I’m the mom of three teen boys. The two youngest were adopted internationally from Poland when they were 5 and 7. The journey of adoption has taken me to places I never thought I would go. It’s given me feelings of doubt, and at times I’ve wondered how I was going to make it through all of its hurdles. Since our sons were older and somewhat set in their ways when we came home with them, there was a great deal of work for all of us to do to get along.
I wrote in my journal in order to survive the last 10 and a half years, and when the timing was right, I wrote a book which I just published, From Half to Whole: A Journey to Overcome the Battle Scars of Adoption and Living to Tell About It. It’s the story of our journey; the good, the bad, and the ugly. It tells of my fears, my trials and tribulations to become pregnant and what our journey was like to find our boys. I also talk about what it was like to mesh as a family, which was not always a smooth road.
Last week I did my first book signing at our local library. I was sure only some family and friends would show up, so I went in there confident that it was going to be a small turnout. To my surprise people kept walking in. Some women sat down in the back, and since I didn’t know them, they caught my eye. I wondered if they knew anything about adoption. I was going to reveal myself to them, but would I receive any feedback? The strangers in the room, would they understand the process and the aftermath?
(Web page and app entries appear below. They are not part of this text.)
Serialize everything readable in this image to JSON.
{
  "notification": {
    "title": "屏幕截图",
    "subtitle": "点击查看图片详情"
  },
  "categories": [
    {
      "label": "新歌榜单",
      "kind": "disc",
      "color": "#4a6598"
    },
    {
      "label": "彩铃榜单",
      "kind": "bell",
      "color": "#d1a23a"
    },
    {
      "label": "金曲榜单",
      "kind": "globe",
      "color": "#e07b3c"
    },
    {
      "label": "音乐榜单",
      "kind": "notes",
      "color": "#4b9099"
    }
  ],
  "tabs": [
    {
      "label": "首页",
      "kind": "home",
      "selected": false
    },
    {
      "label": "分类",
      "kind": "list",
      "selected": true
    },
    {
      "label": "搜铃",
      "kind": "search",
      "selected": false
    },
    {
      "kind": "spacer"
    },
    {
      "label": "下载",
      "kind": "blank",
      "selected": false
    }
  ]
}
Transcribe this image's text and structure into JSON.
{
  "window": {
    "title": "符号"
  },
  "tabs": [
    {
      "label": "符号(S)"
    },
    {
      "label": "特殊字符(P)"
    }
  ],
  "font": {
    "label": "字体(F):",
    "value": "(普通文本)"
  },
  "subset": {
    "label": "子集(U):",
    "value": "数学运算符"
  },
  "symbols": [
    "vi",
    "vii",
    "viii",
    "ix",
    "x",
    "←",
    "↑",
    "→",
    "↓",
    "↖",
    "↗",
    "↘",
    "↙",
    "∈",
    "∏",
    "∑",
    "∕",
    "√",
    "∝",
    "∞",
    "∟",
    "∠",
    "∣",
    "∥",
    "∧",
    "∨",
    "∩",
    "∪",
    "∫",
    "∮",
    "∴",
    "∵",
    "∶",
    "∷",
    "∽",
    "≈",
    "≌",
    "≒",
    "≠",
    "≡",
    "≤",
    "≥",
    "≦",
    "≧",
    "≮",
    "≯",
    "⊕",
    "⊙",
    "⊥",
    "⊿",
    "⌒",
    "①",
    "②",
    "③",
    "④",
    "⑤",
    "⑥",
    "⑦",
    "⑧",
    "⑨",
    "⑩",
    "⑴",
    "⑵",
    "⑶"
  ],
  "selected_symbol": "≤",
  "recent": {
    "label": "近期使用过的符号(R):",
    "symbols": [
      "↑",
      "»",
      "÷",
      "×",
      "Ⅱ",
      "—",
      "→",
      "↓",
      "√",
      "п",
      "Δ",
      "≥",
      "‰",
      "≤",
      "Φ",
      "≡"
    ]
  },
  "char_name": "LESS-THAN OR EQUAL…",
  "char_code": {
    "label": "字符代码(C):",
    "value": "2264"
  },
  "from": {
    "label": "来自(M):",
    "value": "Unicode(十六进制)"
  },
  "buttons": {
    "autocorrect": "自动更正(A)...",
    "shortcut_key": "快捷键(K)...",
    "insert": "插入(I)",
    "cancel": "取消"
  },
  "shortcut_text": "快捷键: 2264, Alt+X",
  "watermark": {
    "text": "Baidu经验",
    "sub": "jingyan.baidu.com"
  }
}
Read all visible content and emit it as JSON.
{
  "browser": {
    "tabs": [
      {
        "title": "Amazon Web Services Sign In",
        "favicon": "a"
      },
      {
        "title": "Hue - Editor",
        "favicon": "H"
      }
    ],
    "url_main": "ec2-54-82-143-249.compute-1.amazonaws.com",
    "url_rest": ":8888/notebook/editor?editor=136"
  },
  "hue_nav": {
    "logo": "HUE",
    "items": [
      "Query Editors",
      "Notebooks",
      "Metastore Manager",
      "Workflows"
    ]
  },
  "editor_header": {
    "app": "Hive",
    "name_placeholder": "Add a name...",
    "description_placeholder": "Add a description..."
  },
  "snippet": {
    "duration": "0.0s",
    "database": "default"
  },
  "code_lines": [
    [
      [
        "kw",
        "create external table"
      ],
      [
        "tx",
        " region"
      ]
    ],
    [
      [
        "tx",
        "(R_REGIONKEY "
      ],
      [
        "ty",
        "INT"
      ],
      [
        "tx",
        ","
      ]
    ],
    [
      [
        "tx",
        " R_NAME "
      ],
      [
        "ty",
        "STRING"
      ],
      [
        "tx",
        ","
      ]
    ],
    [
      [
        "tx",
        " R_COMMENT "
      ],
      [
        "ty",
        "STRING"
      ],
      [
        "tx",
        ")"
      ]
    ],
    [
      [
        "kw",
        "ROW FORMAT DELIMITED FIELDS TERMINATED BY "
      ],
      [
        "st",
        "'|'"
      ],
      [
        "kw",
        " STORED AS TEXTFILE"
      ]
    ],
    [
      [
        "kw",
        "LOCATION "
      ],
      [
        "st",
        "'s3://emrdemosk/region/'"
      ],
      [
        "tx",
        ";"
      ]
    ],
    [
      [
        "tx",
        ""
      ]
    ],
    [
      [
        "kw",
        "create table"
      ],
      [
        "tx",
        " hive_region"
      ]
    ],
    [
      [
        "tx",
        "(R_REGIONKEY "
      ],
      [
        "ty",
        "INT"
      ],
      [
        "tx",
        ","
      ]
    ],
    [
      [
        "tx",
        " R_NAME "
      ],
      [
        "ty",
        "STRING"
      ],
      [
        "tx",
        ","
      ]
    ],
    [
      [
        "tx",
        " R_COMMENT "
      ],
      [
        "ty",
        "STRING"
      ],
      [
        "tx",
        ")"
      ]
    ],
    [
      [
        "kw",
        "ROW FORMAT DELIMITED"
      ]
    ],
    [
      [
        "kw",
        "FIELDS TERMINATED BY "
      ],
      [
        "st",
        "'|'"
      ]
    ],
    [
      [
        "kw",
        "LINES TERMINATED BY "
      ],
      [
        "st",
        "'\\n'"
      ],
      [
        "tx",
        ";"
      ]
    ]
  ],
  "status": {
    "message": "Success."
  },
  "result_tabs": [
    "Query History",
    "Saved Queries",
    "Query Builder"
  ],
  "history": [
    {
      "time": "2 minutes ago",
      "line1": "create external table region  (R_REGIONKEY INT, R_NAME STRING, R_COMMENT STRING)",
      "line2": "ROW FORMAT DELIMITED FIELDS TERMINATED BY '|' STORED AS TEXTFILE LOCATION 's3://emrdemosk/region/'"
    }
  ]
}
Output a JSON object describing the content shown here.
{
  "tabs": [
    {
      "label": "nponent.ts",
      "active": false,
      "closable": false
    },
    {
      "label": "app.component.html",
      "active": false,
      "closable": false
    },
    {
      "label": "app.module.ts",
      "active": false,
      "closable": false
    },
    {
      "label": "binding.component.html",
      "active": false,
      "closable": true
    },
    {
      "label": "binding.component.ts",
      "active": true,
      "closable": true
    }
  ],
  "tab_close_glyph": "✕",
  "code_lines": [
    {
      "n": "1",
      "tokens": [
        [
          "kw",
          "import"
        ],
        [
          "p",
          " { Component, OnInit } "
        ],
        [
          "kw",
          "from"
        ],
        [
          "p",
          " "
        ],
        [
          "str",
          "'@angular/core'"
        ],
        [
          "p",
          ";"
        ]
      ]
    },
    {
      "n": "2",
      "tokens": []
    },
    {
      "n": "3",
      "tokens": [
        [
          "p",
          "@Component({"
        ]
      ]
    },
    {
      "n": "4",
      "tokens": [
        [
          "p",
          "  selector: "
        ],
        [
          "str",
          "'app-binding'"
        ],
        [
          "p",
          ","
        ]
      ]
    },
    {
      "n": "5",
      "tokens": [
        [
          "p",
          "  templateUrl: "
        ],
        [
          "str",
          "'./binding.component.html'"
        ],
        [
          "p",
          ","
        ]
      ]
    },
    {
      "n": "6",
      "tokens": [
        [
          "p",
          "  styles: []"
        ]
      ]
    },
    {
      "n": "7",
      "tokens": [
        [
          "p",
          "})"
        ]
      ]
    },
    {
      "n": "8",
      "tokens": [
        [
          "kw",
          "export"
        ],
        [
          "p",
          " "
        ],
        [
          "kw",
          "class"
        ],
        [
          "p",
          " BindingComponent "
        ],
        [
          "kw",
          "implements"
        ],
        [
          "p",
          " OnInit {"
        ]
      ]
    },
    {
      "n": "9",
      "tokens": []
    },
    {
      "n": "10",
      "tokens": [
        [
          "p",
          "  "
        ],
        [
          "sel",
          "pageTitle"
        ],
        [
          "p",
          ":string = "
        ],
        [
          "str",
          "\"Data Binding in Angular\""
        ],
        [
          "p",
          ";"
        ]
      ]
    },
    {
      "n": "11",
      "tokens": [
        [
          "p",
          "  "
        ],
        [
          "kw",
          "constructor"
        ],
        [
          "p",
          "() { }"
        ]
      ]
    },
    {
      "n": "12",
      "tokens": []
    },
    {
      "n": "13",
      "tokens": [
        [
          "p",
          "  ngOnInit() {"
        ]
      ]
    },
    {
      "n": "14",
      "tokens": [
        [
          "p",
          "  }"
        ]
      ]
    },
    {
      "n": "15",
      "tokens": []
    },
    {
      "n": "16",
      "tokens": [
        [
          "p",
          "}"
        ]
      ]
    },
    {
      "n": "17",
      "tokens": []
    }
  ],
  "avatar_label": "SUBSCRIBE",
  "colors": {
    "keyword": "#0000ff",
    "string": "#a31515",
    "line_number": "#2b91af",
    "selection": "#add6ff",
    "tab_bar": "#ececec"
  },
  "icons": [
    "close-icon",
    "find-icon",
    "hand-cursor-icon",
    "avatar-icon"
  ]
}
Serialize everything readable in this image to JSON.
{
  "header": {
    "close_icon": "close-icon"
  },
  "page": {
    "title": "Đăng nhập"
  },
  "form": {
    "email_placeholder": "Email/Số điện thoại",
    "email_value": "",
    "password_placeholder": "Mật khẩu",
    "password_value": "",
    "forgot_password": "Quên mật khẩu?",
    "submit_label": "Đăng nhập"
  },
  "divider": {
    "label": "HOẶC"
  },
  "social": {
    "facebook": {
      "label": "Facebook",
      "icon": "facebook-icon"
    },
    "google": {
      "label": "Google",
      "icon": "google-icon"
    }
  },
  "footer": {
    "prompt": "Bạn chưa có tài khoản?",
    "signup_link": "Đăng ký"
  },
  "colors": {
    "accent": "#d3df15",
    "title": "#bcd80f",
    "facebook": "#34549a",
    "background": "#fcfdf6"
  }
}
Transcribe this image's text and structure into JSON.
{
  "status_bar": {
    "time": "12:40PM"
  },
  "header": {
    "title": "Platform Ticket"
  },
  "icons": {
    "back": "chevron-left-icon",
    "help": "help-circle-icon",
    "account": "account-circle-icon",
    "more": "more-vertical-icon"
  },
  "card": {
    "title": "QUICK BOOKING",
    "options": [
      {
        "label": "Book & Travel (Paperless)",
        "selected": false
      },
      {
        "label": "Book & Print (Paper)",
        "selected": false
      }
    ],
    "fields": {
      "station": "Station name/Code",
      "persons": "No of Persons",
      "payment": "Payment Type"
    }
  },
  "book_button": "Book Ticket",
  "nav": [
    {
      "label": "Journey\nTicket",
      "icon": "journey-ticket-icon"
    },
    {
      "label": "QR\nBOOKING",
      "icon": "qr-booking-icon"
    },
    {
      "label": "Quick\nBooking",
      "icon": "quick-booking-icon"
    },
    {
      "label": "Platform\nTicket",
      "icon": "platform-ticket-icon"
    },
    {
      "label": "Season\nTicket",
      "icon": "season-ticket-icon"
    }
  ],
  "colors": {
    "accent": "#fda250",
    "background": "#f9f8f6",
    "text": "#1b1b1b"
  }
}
I started by talking about the word “Battle Scars” in my title. It comes across as a negative word for some, but to me, it truly is THE word that explains both sides of adoption. Adopted children have their battle scars and we, as adoptive parents, have our own. Then when the families begin to mesh…well, we all know how that goes! When families try to blend, there is a dynamic that happens that we sometimes have no control over. The children are trying to understand their situation and all that happened to them personally, on a level we may truly never understand. They were left with no parents to take care of them and we, as the new parents, struggle with various challenges we are often unprepared for.
That is why I am advocating for more help for post-adoptive parents, to fill the gap when the agency leaves and you are left to mesh as a family. Help is needed — and it’s needed more often than not. While the struggles of a family with adopted kids can sometimes be the same as any other family’s, sometimes they are much different. As an adoptive parent, you need to find support.
So, as the night went on I gave my story, read some excerpts from my book and did some signings. As I was leaving, I went over to one of the ladies from the back of the room and asked her how she got interested in my book signing. She told me that she was a mom of five and an adoptive mom of two. We shared our “Battle Scars” until 10 p.m., and I came to find out I was not alone in the way I was feeling that night. I may never run into her again, but it was nice to know I was not alone.
Has this ever happened to you? Isn’t it nice when an angel in the room comes forward and reveals themselves to you? Or maybe, you don’t recognize them until days later, but when you do you feel confident again?